What is required
Search the records for "accent" and copy each line that holds it.
** Opening Listed entries block **
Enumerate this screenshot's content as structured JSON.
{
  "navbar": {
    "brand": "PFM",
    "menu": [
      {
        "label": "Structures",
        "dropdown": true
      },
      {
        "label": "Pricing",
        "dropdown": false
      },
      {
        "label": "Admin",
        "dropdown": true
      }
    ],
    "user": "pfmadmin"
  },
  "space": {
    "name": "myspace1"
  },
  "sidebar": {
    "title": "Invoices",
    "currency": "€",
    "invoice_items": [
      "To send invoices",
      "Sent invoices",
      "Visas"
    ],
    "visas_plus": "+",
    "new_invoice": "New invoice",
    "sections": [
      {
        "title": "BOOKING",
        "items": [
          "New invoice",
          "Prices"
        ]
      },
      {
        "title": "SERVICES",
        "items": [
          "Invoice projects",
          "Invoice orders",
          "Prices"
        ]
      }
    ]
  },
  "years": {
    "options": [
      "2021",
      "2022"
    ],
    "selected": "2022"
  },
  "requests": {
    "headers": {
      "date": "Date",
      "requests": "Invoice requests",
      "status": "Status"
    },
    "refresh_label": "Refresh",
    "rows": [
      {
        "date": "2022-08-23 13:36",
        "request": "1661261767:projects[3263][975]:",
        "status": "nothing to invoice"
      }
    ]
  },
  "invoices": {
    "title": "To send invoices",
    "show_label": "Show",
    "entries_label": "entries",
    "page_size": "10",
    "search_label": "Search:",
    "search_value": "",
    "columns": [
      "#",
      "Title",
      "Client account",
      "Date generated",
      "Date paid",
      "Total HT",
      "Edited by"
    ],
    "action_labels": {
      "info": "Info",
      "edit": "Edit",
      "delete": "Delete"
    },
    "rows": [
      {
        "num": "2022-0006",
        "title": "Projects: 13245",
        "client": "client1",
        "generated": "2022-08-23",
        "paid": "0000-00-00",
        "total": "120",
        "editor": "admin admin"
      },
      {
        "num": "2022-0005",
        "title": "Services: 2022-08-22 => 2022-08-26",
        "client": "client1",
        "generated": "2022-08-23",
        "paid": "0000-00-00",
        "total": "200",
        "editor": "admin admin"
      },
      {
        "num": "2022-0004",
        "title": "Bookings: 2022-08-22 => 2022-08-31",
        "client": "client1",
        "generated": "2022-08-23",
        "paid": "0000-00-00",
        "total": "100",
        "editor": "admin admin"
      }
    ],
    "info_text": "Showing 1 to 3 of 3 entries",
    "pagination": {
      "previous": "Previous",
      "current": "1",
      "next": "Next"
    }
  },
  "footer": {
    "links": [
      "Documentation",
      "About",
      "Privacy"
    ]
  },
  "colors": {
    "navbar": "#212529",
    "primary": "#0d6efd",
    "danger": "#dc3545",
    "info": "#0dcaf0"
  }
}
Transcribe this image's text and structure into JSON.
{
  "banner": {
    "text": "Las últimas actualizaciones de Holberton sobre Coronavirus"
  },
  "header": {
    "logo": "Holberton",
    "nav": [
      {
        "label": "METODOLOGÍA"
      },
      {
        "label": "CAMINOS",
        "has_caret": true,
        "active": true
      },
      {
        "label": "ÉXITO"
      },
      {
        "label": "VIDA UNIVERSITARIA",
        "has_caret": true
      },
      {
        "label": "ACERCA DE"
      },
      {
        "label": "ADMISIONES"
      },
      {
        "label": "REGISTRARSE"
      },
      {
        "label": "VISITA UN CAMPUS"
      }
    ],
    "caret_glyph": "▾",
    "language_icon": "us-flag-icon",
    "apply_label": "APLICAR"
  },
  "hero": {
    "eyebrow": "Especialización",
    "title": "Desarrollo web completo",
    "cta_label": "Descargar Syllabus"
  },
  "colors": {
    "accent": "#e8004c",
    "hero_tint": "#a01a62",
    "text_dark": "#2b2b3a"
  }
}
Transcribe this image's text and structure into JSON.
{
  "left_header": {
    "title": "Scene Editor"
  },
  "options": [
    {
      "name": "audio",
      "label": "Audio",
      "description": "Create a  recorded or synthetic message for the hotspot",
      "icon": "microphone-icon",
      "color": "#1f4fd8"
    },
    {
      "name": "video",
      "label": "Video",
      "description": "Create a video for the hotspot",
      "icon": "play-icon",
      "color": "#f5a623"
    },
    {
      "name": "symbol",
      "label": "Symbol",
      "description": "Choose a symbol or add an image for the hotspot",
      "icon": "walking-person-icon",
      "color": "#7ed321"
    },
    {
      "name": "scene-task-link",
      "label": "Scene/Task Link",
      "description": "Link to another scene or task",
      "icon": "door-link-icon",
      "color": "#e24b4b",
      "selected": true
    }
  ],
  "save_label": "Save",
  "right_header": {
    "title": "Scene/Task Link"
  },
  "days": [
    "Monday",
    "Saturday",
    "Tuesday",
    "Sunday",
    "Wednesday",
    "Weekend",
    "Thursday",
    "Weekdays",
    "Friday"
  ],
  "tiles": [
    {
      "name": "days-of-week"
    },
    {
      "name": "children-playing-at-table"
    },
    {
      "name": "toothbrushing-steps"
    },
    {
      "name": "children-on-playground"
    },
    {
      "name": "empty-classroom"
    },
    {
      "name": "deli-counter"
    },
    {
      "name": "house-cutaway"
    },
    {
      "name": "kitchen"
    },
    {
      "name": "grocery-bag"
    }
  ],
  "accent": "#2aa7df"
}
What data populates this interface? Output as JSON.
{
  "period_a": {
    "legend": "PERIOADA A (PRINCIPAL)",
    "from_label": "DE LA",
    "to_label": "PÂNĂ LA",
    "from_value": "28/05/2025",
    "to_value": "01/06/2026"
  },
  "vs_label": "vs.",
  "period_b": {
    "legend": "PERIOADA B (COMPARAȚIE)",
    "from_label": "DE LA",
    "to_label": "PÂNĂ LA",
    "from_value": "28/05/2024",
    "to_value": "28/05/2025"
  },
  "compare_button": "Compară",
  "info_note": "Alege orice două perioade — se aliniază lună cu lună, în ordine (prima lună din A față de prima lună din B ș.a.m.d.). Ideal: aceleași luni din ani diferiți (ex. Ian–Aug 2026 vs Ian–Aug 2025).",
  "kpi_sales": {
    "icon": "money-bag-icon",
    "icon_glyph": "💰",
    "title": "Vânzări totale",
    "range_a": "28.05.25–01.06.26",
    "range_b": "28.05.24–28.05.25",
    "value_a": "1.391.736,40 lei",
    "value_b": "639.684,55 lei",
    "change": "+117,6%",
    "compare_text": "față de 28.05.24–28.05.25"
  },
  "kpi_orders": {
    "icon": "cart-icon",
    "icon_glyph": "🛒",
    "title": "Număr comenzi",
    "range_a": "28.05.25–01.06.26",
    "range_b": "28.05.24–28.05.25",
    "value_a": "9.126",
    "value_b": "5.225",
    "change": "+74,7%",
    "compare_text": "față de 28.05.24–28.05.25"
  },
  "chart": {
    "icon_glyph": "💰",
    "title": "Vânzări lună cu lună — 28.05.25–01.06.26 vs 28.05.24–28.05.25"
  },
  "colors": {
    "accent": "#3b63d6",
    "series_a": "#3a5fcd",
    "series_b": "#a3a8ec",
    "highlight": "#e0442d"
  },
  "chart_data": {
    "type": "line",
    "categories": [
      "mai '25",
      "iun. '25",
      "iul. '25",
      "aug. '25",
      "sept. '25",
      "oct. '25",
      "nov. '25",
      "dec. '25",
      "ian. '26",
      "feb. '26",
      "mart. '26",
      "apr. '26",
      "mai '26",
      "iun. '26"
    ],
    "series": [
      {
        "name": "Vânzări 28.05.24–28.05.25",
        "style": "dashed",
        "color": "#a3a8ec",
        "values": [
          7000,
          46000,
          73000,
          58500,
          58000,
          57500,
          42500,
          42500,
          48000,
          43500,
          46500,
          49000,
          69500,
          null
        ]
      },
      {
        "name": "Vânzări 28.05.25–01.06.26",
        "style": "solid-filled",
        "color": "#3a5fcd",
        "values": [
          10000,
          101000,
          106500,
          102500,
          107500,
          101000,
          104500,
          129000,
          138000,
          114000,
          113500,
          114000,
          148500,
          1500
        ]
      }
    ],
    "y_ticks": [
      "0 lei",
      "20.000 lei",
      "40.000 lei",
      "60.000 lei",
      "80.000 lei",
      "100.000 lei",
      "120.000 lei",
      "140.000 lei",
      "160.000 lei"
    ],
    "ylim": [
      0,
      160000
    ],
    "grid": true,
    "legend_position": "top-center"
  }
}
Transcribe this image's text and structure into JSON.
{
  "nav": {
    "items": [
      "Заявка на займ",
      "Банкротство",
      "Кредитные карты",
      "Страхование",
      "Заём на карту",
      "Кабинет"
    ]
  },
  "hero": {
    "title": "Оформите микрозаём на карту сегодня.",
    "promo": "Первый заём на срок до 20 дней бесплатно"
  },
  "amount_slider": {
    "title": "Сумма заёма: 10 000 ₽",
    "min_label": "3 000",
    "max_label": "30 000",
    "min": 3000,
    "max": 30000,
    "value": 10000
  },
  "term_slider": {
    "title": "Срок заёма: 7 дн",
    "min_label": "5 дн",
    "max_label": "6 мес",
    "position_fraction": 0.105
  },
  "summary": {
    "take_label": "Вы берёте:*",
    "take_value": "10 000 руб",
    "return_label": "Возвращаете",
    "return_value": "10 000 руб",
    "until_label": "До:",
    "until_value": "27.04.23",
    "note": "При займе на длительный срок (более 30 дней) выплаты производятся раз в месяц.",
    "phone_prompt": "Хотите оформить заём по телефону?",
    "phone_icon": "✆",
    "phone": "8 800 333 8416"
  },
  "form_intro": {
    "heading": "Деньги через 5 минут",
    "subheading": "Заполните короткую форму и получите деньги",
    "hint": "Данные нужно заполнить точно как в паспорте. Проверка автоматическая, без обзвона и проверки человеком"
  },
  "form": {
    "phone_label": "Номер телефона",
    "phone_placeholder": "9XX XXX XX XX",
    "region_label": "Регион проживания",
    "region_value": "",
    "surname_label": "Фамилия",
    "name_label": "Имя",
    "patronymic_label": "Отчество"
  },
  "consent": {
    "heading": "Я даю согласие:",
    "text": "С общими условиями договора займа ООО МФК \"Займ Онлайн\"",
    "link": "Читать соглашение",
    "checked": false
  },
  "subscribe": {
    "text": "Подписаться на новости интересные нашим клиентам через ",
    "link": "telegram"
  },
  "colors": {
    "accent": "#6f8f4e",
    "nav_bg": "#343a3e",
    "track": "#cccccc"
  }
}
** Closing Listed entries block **
Response for this exercise
    "accent": "#e8004c",
  "accent": "#2aa7df"
    "accent": "#3b63d6",
    "accent": "#6f8f4e",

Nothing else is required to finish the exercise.